--- Data Enclosed Below ---

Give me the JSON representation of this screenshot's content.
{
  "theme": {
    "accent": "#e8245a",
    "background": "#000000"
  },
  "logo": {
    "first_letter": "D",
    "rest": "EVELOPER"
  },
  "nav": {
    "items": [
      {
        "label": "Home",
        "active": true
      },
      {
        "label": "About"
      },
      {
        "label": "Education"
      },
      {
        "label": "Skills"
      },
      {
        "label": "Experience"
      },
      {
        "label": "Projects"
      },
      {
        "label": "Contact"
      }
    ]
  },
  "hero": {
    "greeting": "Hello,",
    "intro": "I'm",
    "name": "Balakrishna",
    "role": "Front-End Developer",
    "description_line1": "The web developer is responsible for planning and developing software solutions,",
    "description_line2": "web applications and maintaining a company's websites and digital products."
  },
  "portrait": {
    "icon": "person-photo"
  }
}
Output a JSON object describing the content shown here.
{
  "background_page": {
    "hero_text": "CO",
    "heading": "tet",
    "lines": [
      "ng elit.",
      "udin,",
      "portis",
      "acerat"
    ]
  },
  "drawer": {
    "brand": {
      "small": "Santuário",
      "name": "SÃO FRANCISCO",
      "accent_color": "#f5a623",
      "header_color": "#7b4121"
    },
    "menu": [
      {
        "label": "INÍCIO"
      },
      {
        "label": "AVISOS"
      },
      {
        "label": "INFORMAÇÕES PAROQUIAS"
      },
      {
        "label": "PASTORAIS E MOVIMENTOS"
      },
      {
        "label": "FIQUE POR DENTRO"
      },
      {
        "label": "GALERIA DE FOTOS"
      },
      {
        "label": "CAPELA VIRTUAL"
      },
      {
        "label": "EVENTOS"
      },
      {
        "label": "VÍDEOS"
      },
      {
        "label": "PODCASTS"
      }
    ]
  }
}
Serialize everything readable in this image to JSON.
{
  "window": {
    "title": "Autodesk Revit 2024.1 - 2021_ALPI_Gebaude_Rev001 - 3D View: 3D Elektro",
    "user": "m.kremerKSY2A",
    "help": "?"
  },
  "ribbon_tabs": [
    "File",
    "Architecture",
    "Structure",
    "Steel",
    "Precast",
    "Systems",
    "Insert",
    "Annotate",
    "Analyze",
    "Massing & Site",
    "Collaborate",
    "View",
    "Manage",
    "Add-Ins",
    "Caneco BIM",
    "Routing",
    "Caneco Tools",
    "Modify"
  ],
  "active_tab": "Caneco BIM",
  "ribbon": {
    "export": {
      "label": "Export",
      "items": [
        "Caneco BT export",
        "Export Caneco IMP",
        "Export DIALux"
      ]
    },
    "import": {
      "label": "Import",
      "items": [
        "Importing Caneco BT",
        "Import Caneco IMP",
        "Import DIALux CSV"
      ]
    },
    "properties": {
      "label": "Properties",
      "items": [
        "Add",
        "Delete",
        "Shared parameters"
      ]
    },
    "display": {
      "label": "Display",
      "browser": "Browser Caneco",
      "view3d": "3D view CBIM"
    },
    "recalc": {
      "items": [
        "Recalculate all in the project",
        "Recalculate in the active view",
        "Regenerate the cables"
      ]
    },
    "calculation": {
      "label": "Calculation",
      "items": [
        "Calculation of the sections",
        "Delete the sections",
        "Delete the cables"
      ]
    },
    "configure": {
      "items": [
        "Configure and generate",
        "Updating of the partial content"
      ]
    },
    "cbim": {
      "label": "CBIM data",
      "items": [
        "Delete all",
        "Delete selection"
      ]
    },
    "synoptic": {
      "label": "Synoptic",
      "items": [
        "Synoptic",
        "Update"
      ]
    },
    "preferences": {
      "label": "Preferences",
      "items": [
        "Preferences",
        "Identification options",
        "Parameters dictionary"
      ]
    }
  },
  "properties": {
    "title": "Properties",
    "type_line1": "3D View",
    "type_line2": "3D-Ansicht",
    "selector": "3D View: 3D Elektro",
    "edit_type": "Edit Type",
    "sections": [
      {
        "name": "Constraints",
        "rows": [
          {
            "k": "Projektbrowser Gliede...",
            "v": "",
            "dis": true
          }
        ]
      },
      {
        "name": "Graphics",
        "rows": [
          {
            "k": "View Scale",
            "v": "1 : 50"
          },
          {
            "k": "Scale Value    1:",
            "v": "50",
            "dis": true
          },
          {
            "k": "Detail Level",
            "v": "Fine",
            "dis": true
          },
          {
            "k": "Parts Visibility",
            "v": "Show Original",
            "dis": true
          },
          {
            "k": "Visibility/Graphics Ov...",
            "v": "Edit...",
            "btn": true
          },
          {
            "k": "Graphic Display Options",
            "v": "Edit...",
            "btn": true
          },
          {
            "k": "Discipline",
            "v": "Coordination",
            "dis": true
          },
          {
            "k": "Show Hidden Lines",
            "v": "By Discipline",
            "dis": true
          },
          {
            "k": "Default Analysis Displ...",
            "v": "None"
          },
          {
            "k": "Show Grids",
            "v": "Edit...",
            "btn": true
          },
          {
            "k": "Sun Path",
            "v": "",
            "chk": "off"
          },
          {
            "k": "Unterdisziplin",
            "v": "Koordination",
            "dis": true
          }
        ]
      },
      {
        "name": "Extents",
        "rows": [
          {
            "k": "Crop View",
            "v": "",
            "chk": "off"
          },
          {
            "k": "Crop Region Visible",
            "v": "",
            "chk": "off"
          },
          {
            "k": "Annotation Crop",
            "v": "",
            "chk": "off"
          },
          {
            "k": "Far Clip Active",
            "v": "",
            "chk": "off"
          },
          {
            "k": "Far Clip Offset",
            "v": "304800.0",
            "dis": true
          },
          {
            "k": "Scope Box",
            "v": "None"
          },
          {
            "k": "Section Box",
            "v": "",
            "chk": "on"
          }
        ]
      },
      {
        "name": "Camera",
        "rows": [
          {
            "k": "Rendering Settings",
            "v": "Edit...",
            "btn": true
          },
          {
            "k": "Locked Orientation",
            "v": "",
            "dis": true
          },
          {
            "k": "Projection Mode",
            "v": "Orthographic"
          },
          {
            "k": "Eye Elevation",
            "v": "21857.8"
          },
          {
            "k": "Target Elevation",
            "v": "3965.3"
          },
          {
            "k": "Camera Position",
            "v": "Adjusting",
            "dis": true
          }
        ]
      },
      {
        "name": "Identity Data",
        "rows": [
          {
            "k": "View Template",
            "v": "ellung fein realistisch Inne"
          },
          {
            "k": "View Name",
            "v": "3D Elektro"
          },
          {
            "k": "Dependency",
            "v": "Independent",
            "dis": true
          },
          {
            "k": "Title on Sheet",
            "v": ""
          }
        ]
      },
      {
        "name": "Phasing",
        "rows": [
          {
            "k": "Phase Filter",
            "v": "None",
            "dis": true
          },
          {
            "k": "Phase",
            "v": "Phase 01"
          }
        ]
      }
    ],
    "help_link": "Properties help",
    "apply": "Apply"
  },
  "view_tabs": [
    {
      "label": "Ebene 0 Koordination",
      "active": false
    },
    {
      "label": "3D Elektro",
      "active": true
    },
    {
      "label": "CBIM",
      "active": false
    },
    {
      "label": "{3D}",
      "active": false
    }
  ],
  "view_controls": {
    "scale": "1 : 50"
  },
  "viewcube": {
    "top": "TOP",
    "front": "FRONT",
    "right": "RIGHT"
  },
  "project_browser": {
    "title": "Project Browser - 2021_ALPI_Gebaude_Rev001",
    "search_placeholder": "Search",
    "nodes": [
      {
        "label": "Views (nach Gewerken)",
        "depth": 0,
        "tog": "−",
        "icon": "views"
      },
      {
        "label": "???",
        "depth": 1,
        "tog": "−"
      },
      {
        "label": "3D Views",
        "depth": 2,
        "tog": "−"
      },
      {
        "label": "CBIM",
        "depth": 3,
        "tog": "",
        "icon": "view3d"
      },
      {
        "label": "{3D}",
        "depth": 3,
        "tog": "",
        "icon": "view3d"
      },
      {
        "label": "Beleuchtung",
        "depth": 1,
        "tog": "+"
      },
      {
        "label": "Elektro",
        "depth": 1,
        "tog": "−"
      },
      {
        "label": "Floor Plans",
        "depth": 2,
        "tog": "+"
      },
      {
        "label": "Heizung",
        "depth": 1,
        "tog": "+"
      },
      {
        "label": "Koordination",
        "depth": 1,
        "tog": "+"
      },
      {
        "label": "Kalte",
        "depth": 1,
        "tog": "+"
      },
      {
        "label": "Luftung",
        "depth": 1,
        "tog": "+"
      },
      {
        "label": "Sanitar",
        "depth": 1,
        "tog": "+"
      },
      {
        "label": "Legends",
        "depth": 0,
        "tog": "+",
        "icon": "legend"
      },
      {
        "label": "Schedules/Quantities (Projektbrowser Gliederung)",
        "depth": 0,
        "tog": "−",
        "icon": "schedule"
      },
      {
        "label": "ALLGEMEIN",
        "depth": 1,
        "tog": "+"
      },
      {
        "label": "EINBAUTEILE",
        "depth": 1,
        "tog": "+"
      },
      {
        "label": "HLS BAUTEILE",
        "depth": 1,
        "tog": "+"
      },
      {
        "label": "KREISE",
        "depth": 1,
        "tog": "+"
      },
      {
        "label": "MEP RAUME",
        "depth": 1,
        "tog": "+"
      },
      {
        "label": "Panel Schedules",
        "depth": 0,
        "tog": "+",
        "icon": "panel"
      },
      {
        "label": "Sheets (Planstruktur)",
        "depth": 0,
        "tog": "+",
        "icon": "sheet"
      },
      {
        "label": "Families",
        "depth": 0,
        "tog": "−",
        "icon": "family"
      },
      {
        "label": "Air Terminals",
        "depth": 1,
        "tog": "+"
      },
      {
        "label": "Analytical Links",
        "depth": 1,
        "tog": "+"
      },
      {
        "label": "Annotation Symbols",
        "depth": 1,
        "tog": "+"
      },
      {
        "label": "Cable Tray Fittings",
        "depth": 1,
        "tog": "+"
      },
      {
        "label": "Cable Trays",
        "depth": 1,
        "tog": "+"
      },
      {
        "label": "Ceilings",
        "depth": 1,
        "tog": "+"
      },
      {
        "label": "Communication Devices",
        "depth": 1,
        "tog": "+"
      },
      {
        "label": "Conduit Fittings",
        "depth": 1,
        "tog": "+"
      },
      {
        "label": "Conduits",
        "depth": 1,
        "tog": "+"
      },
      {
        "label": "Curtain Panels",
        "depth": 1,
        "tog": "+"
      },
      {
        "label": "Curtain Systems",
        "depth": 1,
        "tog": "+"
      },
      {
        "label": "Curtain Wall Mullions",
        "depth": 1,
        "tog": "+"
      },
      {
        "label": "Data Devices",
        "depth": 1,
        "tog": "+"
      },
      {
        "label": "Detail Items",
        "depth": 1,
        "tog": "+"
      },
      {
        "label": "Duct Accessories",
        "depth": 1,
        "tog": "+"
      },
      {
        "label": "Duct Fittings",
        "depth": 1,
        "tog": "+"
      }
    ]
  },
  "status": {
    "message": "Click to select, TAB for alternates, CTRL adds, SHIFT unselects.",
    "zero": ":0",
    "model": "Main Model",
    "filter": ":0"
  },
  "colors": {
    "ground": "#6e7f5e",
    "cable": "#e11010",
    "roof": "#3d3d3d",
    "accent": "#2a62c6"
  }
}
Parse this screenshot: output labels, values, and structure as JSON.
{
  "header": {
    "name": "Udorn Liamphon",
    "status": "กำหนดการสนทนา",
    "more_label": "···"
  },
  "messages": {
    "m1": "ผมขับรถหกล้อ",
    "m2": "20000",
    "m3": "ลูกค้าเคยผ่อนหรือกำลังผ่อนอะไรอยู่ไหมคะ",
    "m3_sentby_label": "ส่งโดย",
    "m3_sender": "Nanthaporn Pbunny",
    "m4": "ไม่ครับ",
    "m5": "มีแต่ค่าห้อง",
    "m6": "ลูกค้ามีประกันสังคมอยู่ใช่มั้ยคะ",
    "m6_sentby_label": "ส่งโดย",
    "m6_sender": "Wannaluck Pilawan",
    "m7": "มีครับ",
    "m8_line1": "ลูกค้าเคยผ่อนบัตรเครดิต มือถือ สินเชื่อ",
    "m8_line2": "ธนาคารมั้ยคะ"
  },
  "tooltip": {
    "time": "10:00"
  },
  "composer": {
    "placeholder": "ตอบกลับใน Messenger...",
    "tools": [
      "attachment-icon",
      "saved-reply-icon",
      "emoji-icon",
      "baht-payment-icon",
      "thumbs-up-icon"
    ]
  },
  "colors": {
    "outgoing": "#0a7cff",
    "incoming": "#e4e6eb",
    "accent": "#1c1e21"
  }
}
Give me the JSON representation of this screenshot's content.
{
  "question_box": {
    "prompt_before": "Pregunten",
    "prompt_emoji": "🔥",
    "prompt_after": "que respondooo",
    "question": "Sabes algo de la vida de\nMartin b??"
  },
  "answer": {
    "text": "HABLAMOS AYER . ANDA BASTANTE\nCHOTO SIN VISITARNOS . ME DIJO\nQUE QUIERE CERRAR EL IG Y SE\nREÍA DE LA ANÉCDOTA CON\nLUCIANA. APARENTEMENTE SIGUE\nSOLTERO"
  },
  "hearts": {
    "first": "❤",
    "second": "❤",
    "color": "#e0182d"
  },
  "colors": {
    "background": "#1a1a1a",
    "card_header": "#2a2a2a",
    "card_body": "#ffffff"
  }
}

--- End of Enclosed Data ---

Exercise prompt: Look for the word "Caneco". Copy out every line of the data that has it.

Response to the task:
    "Caneco BIM",
    "Caneco Tools",
  "active_tab": "Caneco BIM",
        "Caneco BT export",
        "Export Caneco IMP",
        "Importing Caneco BT",
        "Import Caneco IMP",
      "browser": "Browser Caneco",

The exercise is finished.